== Exercise description ==
The answer must be a single number: how many lines in the entries below contain the word "parallel".

== Listed records ==
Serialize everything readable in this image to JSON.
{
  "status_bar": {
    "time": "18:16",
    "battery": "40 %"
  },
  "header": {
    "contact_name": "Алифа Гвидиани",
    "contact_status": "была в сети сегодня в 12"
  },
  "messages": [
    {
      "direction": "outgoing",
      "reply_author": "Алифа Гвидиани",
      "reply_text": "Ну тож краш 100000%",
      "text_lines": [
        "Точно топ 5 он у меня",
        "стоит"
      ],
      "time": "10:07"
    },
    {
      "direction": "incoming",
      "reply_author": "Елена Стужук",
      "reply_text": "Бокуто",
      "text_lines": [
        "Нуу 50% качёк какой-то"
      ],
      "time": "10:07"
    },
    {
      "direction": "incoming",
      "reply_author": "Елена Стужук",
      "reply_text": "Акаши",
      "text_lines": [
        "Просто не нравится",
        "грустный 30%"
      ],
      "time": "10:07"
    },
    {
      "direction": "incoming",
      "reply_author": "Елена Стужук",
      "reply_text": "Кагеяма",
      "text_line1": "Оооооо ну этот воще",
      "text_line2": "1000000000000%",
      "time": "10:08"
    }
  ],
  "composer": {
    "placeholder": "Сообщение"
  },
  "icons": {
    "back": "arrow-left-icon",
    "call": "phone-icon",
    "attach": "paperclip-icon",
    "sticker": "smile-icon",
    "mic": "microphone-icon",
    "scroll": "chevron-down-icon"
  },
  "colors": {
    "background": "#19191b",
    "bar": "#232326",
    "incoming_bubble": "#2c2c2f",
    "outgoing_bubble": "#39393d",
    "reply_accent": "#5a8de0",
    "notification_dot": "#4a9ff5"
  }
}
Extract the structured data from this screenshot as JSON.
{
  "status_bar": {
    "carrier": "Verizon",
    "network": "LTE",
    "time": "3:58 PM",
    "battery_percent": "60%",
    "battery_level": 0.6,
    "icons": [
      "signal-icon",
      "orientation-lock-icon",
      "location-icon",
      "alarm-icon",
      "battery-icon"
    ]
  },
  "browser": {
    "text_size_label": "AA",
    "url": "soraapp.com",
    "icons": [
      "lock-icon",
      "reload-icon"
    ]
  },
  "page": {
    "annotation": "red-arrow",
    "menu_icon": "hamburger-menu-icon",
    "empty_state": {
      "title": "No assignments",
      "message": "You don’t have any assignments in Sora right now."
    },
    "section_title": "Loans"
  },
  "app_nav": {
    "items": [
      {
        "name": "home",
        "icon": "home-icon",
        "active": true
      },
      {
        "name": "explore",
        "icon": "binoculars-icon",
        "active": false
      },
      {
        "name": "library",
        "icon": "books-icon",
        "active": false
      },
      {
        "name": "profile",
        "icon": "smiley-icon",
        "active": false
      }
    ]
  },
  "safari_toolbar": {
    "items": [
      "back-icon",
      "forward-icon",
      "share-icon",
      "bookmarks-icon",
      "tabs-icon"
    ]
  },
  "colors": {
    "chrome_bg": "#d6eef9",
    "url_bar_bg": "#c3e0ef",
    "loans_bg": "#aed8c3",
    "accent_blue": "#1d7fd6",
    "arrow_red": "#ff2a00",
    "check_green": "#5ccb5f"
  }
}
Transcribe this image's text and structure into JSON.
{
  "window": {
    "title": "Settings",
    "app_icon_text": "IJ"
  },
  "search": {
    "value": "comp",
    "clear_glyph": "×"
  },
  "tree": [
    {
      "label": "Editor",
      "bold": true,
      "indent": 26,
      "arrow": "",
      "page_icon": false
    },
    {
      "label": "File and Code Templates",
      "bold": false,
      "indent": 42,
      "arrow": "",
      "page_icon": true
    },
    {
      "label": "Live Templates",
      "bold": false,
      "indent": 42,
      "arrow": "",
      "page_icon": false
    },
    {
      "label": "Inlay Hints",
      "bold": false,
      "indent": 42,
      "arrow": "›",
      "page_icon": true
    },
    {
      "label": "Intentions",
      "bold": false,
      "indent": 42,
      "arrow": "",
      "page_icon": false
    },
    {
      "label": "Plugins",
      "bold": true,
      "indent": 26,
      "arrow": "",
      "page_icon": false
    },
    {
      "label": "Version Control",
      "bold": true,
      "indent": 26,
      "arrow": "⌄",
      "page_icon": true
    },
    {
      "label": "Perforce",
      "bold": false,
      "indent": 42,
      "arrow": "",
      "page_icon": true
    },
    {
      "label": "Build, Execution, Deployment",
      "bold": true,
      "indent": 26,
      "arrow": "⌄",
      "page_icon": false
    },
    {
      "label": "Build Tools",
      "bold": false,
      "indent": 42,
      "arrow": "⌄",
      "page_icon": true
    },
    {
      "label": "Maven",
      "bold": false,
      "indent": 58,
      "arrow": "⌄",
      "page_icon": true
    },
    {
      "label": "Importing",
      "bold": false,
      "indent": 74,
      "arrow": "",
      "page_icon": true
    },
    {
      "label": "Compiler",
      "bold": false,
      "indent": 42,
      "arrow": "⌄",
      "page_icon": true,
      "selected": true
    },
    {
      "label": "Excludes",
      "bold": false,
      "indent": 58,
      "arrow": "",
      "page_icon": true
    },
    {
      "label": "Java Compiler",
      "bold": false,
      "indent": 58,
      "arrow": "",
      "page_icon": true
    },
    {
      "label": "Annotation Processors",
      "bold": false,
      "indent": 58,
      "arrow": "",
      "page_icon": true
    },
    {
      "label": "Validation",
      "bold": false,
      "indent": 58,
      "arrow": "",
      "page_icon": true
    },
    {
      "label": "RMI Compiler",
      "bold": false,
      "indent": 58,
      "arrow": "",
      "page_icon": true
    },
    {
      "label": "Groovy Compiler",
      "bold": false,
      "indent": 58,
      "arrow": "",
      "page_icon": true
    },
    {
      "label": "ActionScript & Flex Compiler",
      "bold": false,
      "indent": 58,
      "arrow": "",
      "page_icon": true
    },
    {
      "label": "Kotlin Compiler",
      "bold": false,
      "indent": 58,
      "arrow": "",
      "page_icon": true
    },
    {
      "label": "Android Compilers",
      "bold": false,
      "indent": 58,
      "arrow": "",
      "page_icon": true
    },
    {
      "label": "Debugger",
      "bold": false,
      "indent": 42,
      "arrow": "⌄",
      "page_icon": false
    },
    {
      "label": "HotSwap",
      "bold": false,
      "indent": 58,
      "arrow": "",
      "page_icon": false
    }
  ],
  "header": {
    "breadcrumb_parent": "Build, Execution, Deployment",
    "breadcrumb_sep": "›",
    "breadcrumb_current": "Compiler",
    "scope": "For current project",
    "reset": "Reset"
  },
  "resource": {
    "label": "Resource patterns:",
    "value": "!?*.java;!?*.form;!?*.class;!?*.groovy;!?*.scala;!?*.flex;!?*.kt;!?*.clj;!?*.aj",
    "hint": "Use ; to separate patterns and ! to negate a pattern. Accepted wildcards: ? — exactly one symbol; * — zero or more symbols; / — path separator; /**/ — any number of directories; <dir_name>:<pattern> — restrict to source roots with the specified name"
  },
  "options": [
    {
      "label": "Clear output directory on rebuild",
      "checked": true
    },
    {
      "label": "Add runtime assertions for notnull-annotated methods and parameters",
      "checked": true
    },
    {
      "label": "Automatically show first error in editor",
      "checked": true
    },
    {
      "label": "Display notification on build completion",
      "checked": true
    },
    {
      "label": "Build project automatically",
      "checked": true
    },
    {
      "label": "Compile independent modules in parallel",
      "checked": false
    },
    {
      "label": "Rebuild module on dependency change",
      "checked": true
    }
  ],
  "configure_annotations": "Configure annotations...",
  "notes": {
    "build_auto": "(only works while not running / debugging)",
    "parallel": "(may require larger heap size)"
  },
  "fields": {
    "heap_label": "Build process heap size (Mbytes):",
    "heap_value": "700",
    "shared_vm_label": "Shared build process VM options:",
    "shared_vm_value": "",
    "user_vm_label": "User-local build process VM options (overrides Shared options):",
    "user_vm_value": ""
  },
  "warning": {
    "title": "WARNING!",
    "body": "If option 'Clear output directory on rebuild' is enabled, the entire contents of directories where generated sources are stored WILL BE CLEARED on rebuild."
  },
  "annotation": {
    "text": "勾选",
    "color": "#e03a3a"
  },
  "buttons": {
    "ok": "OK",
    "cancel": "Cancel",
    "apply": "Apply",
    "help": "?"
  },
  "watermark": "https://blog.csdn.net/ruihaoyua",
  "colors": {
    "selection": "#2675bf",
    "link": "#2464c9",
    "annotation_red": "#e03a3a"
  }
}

== Exercise solution ==
2